**TASK TO CARRY OUT**
Filter the data below, keeping only lines that contain "label".

══ GIVEN INFORMATION

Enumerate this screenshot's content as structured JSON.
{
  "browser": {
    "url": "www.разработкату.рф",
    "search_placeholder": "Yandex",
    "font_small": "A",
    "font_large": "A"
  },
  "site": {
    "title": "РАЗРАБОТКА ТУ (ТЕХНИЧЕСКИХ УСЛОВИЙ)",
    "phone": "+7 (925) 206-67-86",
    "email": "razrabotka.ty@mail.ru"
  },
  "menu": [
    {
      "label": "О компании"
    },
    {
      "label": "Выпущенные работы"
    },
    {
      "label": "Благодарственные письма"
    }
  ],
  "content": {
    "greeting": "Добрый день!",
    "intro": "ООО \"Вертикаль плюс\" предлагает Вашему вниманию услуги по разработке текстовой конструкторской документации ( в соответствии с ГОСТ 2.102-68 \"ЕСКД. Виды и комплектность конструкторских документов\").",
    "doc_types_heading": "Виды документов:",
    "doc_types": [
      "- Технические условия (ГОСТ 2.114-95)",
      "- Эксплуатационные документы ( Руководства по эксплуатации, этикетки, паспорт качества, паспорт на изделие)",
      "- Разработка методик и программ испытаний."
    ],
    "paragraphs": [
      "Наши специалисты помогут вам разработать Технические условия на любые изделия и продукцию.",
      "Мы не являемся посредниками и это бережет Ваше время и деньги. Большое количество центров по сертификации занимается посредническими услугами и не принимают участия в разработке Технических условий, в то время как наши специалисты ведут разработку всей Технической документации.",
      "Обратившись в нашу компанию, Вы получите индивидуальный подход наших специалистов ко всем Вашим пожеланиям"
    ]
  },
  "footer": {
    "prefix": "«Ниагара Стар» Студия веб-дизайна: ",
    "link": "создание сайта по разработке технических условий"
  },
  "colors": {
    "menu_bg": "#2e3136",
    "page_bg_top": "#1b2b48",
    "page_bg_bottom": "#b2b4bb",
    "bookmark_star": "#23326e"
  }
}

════

**WRITTEN ANSWER**
      "label": "О компании"
      "label": "Выпущенные работы"
      "label": "Благодарственные письма"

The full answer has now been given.